Copy the records word for word. Pictures do not go in.
*** DATA Section Begins ***
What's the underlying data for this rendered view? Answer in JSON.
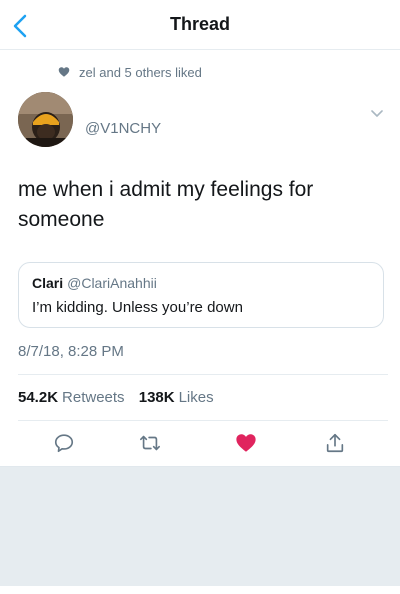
{
  "navbar": {
    "title": "Thread"
  },
  "social_context": {
    "text": "zel and 5 others liked"
  },
  "tweet": {
    "handle": "@V1NCHY",
    "text": "me when i admit my feelings for someone",
    "timestamp": "8/7/18, 8:28 PM"
  },
  "quote": {
    "name": "Clari",
    "handle": "@ClariAnahhii",
    "text": "I’m kidding. Unless you’re down"
  },
  "stats": {
    "retweets_count": "54.2K",
    "retweets_label": "Retweets",
    "likes_count": "138K",
    "likes_label": "Likes"
  },
  "colors": {
    "accent": "#1da1f2",
    "like_active": "#e0245e",
    "muted": "#657786",
    "divider": "#e6ecf0"
  },
  "icons": [
    "back-chevron-icon",
    "heart-icon",
    "caret-down-icon",
    "reply-icon",
    "retweet-icon",
    "like-icon",
    "share-icon"
  ]
}
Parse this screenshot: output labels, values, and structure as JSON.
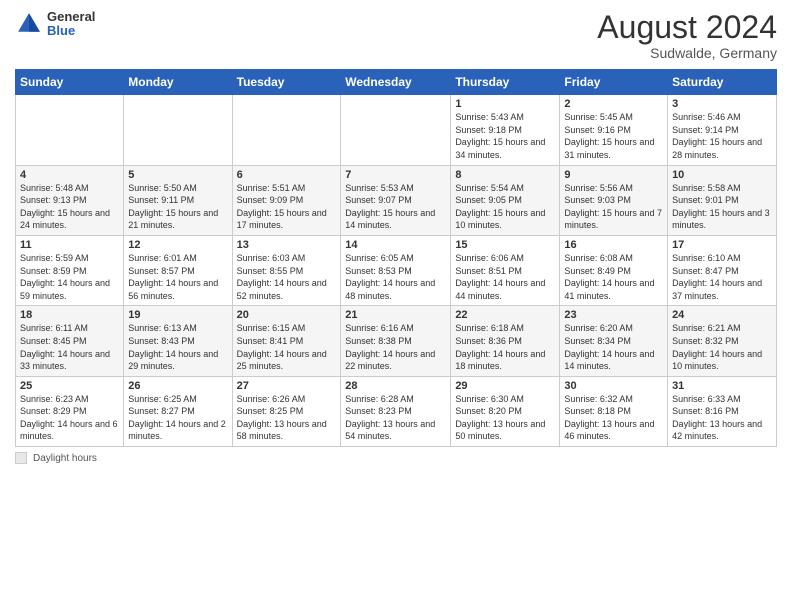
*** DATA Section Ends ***
**RESPONSE BELOW**:
What's the underlying data for this rendered view? Answer in JSON.
{
  "navbar": {
    "title": "Thread"
  },
  "social_context": {
    "text": "zel and 5 others liked"
  },
  "tweet": {
    "handle": "@V1NCHY",
    "text": "me when i admit my feelings for someone",
    "timestamp": "8/7/18, 8:28 PM"
  },
  "quote": {
    "name": "Clari",
    "handle": "@ClariAnahhii",
    "text": "I’m kidding. Unless you’re down"
  },
  "stats": {
    "retweets_count": "54.2K",
    "retweets_label": "Retweets",
    "likes_count": "138K",
    "likes_label": "Likes"
  },
  "colors": {
    "accent": "#1da1f2",
    "like_active": "#e0245e",
    "muted": "#657786",
    "divider": "#e6ecf0"
  },
  "icons": [
    "back-chevron-icon",
    "heart-icon",
    "caret-down-icon",
    "reply-icon",
    "retweet-icon",
    "like-icon",
    "share-icon"
  ]
}
Parse this screenshot: output labels, values, and structure as JSON.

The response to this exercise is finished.